Maria is now a first grader and she's coming along well. She read prodigiously over the summer and is now at the point where she pretty much knows how to read, which remains an important part of the 1st grade curricula. She continues to improve in her artistic ability and she remains almost too prolific; if you'd like some artwork, she'll be happy to create it for you, pretty much on the spot. She will likely do better at VHES than her brother, because she came in to the school at the same time as her classmates and has already made some good friends through her early Girl Scout experiences. Context and timing matter a lot to children; it's easy for us to forget that.

Friday, September 01, 2006

September pennant race time

The calendar has turned another page and the Twins are still very much alive in the pennant race. Rather a lot changed in August and so let's look at where the race stands.

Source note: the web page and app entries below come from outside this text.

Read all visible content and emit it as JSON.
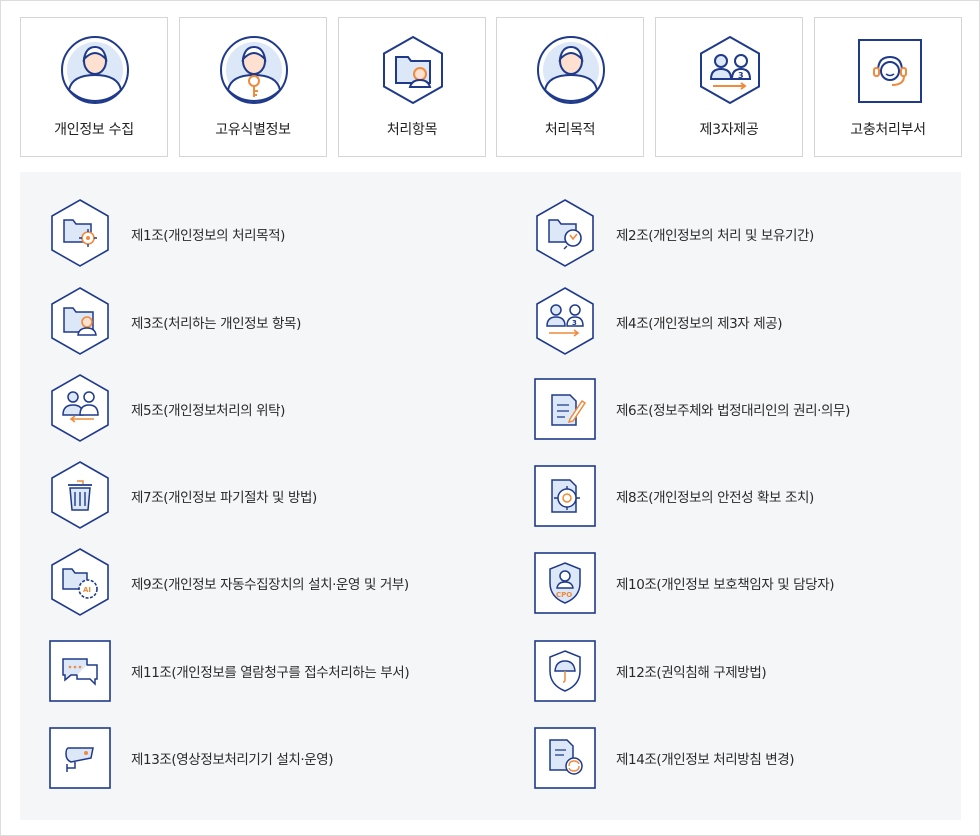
{
  "top_cards": [
    {
      "label": "개인정보 수집",
      "icon": "person-circle-icon"
    },
    {
      "label": "고유식별정보",
      "icon": "person-key-icon"
    },
    {
      "label": "처리항목",
      "icon": "folder-person-hexagon-icon"
    },
    {
      "label": "처리목적",
      "icon": "person-circle-icon"
    },
    {
      "label": "제3자제공",
      "icon": "third-party-hexagon-icon"
    },
    {
      "label": "고충처리부서",
      "icon": "headset-square-icon"
    }
  ],
  "articles": [
    {
      "label": "제1조(개인정보의 처리목적)",
      "icon": "folder-target-icon"
    },
    {
      "label": "제2조(개인정보의 처리 및 보유기간)",
      "icon": "folder-clock-icon"
    },
    {
      "label": "제3조(처리하는 개인정보 항목)",
      "icon": "folder-person-icon"
    },
    {
      "label": "제4조(개인정보의 제3자 제공)",
      "icon": "third-party-icon"
    },
    {
      "label": "제5조(개인정보처리의 위탁)",
      "icon": "consignment-icon"
    },
    {
      "label": "제6조(정보주체와 법정대리인의 권리·의무)",
      "icon": "document-pen-icon"
    },
    {
      "label": "제7조(개인정보 파기절차 및 방법)",
      "icon": "trash-icon"
    },
    {
      "label": "제8조(개인정보의 안전성 확보 조치)",
      "icon": "document-shield-icon"
    },
    {
      "label": "제9조(개인정보 자동수집장치의 설치·운영 및 거부)",
      "icon": "folder-ai-gear-icon"
    },
    {
      "label": "제10조(개인정보 보호책임자 및 담당자)",
      "icon": "cpo-shield-icon"
    },
    {
      "label": "제11조(개인정보를 열람청구를 접수처리하는 부서)",
      "icon": "chat-bubbles-icon"
    },
    {
      "label": "제12조(권익침해 구제방법)",
      "icon": "umbrella-shield-icon"
    },
    {
      "label": "제13조(영상정보처리기기 설치·운영)",
      "icon": "cctv-camera-icon"
    },
    {
      "label": "제14조(개인정보 처리방침 변경)",
      "icon": "document-refresh-icon"
    }
  ],
  "colors": {
    "navy": "#1f3a8a",
    "orange": "#f08a3c",
    "light_blue": "#dce7f7",
    "skin": "#fde0cf"
  }
}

  • The Tigers hardly look invincible any more. While they remain ahead of the Twins and the White Sox today, they have been wheezing of late and unless their pitching returns to early season form, they will be in trouble. Both Jeremy Bonderman and Justin Verlander are looking mortal now.
  • The White Sox are still tough, but they have vulnerabilities as well. Everything went right last year for the Whities and their pitching was outstanding down the stretch. Arguably they should be a better team this year, especially with Jim Thome in the lineup, but they have scuffled as well lately. While Thome has been a big help, and Jermaine Dye is having an outstanding, MVP-type season, none of the front-line starters for the Whities have been performing as well as they did last year. It just seems like Ozzie Guillen has less buttons to push this year. I also think they miss Aaron Rowand more than they'll let on.
  • The Twins made a sensible move yesterday, picking up Phil Nevin from the Cubs for a box of rubber bands. Nevin is on the downside of his career, but he has more power than Rondell White and could provide 3-5 home runs in the next month if he sees regular action. The Twins have a larger problem, of course, which is that they are running out of starting pitchers. Francisco Liriano is still out and it's not clear that he'll be back. Brad Radke has been battling all season long and has done a great job with a ruined shoulder, but it's going to be difficult to depend on him going forward. That leaves Carlos Silva, who has become "enigmatic," i.e., unreliable, this year, and a trio of youngsters (Boof Bonser, Matt Garza and Scott Baker), who are all lacking in experience and consistency. The Twins may get a weather break this weekend since the remains of tropical storm Ernesto will be soaking the Eastern Seaboard, which could mean that one or more games against the Yankees may be washed away. That would benefit the Twins, because it would hasten the next opportunity for the one starter they can rely on, Johan Santana. Some combination of Silva, Bonser, Baker, Radke or Liriano must support Johan, because the Twins bullpen will not hold up if it has to pitch 6 innings every day for the next month.
  • The Yankees are looking formidable, but they may have more pitching problems than the Twins. As bad as the Twins starters look, the probables for the weekend series for the Yankees include a TBA on Sunday, so there's hope. It's starting to look like you can stick a fork in the Red Sox.
  • In the West, it looks like the A's are on the march again. The A's are the West Coast version of the Twins - lotsa role players, excellent management, but the nagging feeling that they don't have enough bullets.

All told, the American League has a number of good, but flawed, teams. Meanwhile, most of the National League teams are weak at best. The next month should be fun to watch, if a bit maddening.